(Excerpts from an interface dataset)
● ● ● ● ● ● ●
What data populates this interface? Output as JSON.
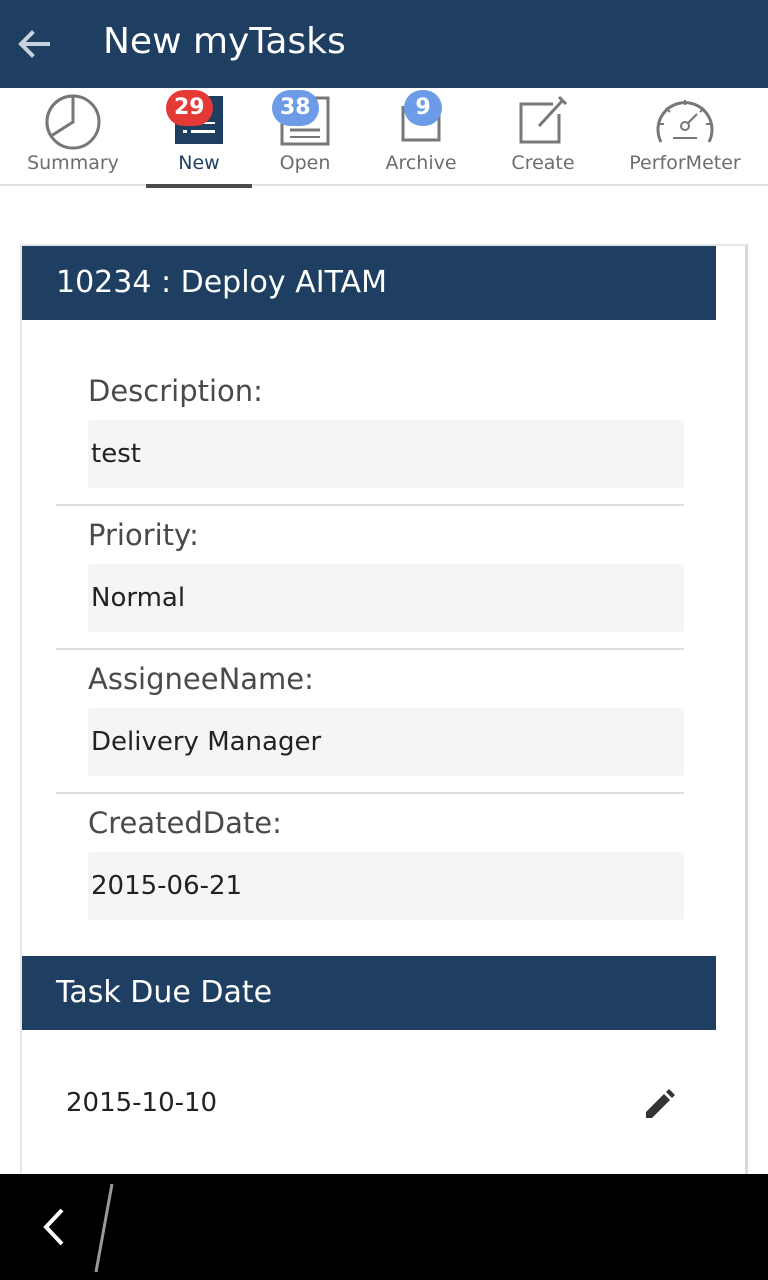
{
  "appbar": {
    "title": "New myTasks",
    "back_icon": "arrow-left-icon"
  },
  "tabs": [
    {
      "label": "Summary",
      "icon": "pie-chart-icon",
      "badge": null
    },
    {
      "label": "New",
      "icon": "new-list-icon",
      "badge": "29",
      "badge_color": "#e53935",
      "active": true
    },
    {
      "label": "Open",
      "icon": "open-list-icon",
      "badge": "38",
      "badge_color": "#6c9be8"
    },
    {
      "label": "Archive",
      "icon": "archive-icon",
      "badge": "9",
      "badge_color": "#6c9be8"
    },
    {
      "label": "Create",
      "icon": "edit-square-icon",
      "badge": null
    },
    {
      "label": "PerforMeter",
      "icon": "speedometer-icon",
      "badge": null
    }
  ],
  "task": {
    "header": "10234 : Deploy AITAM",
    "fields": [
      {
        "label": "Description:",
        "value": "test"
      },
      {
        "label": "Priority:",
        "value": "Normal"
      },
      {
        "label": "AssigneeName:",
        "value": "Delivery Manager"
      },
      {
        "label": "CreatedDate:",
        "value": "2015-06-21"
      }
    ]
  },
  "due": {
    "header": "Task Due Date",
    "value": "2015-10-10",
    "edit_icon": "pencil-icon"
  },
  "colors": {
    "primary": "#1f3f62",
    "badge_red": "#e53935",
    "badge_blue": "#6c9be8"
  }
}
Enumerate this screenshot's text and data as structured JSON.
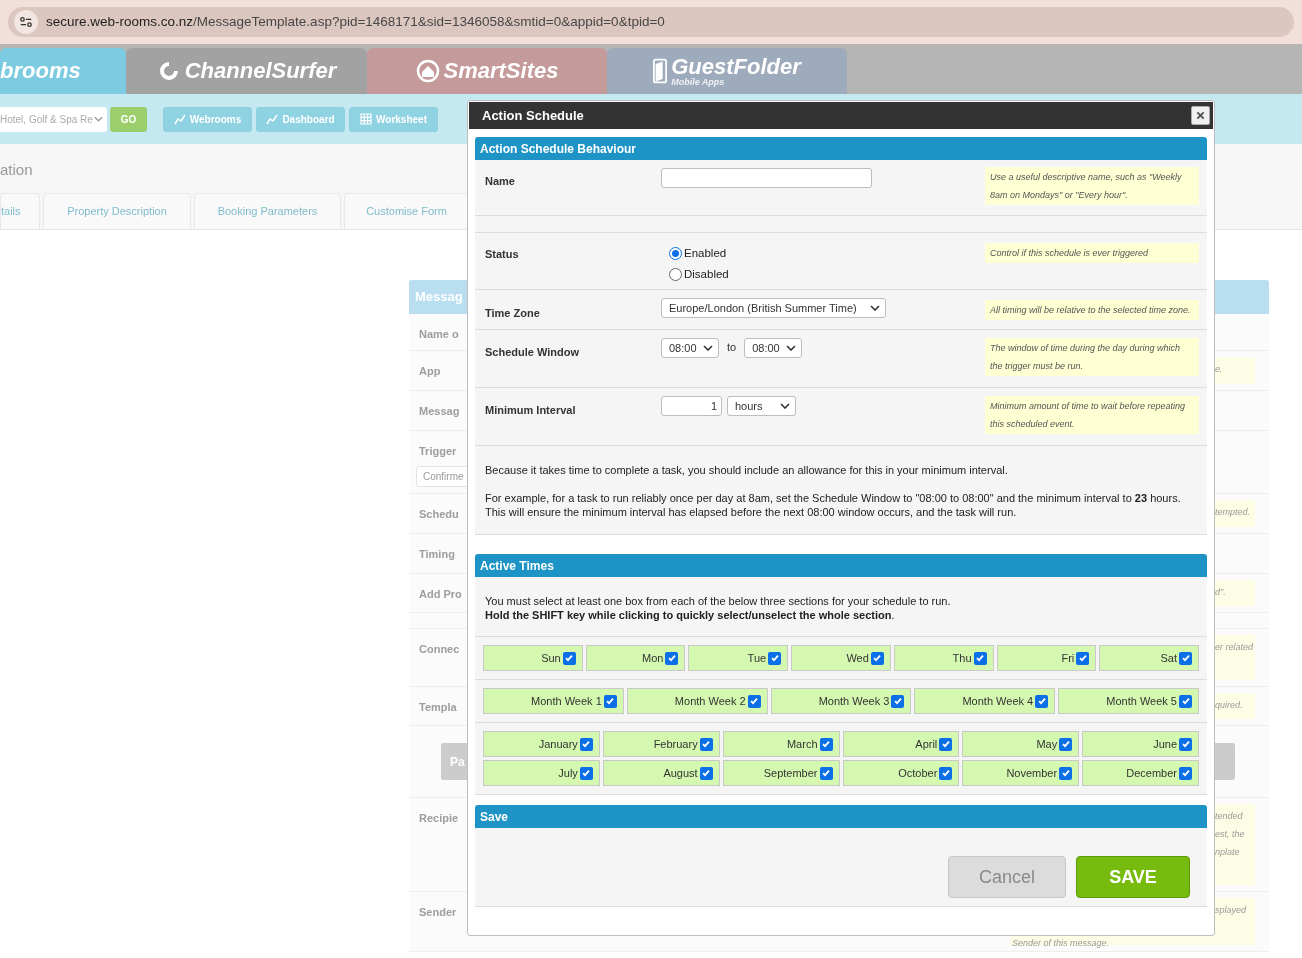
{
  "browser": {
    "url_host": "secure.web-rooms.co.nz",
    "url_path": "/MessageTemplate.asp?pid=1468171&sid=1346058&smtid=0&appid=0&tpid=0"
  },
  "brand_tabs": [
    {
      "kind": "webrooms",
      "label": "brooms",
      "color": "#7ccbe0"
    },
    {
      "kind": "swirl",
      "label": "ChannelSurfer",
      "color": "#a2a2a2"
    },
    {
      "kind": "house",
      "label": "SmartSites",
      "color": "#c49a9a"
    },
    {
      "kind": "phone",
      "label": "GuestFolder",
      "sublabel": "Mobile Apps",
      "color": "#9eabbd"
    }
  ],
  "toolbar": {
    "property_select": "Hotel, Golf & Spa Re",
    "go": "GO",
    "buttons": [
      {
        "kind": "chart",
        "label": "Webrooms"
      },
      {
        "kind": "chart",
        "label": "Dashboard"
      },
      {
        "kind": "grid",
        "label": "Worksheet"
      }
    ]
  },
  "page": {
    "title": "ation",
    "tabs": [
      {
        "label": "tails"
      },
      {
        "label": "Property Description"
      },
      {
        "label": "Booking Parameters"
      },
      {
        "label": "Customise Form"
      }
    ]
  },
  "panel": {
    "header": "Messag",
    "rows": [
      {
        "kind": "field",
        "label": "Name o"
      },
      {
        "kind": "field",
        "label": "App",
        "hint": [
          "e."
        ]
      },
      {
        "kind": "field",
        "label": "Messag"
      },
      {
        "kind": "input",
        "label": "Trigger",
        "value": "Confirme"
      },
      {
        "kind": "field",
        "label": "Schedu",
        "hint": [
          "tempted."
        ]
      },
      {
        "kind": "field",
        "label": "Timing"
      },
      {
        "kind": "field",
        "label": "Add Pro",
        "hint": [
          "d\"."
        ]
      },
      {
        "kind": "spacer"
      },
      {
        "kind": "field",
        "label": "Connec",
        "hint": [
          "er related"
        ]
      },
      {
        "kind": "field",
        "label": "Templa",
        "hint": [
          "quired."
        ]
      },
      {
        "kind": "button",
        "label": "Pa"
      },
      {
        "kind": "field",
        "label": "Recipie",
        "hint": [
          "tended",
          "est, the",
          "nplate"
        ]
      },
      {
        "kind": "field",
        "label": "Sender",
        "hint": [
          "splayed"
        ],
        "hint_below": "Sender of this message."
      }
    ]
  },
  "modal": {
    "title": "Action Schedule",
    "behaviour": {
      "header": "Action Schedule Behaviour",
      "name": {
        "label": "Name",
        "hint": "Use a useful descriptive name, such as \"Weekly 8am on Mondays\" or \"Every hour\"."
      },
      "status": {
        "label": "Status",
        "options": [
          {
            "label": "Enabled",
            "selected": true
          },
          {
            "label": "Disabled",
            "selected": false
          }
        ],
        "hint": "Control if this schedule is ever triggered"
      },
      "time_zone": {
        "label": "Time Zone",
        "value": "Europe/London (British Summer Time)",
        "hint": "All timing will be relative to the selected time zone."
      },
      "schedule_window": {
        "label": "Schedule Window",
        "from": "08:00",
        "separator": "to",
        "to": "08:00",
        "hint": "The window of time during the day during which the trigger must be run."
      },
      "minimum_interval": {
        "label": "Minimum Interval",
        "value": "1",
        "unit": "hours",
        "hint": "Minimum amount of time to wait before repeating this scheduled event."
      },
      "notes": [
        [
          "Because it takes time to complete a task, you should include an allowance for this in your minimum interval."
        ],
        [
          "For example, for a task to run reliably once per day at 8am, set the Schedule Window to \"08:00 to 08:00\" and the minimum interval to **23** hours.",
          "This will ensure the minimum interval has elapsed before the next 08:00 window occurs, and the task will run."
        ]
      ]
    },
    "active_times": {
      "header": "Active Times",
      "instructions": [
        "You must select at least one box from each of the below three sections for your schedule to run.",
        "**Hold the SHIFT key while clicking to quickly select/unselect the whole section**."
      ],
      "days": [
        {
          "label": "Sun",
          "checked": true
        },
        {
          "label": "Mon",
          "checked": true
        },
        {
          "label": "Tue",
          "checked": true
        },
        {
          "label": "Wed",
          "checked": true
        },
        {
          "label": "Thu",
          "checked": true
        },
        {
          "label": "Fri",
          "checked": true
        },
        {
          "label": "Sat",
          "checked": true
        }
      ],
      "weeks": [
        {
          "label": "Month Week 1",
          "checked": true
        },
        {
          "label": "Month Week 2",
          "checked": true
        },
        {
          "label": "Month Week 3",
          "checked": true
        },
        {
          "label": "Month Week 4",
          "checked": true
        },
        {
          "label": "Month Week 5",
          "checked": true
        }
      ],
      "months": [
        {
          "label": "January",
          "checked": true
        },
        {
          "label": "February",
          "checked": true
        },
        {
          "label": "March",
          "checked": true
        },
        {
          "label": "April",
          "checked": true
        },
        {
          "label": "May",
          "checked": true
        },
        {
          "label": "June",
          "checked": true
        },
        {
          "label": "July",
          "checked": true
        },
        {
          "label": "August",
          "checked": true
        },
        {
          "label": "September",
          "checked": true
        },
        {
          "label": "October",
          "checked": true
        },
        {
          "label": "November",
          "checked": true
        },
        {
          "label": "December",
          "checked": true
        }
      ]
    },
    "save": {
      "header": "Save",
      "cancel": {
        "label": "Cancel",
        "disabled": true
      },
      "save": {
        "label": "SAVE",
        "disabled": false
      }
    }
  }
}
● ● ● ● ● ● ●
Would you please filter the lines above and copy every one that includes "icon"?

● **Answer**:
    "back_icon": "arrow-left-icon"
      "icon": "pie-chart-icon",
      "icon": "new-list-icon",
      "icon": "open-list-icon",
      "icon": "archive-icon",
      "icon": "edit-square-icon",
      "icon": "speedometer-icon",
    "edit_icon": "pencil-icon"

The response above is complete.